(Assigned task) Look through the data below, tally the lines where "produtos" occurs, and write the total alone.

*** Opening Dataset extract ***

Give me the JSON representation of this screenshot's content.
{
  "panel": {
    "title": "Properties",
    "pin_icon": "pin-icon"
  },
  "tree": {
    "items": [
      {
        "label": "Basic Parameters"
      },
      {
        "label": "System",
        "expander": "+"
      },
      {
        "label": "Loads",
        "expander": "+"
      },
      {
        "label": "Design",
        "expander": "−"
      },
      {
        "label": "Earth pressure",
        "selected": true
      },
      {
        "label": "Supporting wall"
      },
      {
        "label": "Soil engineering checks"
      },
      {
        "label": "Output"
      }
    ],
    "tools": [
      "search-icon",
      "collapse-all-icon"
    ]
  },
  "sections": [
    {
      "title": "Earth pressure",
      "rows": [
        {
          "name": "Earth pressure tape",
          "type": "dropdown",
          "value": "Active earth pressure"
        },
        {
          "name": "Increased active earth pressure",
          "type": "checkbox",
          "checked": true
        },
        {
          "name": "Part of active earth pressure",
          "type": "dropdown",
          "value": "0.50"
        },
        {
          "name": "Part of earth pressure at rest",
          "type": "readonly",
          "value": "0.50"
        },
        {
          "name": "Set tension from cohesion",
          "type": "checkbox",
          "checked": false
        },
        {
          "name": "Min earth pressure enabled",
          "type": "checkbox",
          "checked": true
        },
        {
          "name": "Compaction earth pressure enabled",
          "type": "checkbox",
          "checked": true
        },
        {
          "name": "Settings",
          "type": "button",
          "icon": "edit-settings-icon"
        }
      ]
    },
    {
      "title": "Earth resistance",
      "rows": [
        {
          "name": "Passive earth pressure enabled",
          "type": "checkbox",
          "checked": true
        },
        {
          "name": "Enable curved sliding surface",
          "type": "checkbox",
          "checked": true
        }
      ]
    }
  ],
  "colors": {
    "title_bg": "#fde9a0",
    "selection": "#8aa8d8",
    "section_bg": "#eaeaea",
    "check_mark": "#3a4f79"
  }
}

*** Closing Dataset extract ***
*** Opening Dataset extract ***

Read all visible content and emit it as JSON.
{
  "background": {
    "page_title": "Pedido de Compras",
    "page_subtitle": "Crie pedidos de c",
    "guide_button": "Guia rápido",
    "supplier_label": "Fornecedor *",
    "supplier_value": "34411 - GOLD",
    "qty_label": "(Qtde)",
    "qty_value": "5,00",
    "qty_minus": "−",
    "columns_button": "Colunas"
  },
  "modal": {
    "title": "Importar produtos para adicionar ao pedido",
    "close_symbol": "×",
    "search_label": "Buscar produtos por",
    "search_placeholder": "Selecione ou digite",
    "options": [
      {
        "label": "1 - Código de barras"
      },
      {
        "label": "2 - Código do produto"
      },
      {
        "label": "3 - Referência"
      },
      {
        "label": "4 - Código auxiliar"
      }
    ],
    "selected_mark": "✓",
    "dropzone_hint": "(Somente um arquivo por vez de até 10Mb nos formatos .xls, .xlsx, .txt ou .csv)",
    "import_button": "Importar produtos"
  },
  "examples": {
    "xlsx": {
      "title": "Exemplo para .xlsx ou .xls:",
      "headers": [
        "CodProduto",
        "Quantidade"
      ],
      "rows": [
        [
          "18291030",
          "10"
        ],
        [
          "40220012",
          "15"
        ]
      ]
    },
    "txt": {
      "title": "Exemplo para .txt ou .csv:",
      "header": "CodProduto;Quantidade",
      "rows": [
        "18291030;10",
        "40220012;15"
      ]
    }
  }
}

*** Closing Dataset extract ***

(Answer area) 3